*Website and app data records:*

══════

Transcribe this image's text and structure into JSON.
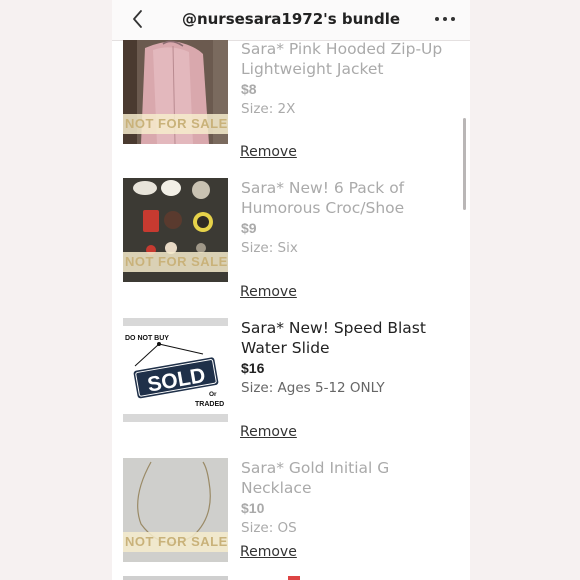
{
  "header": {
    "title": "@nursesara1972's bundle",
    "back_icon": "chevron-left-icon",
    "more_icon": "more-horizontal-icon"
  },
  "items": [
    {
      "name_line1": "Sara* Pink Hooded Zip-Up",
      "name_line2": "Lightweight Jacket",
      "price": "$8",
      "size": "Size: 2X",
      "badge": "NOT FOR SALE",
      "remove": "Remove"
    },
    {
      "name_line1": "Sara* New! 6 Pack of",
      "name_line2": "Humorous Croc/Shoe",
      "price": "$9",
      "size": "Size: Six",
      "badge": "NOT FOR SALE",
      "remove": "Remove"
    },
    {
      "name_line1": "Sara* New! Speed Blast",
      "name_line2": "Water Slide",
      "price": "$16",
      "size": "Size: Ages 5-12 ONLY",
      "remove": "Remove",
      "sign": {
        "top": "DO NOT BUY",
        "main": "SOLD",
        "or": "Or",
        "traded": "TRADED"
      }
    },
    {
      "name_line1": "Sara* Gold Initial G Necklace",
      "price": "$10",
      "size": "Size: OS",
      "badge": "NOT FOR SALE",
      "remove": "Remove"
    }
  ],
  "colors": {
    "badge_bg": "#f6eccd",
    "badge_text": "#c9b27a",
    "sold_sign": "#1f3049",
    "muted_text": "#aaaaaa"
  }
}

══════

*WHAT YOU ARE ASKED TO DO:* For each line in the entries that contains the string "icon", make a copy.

*EXPECTED OUTPUT:*
    "back_icon": "chevron-left-icon",
    "more_icon": "more-horizontal-icon"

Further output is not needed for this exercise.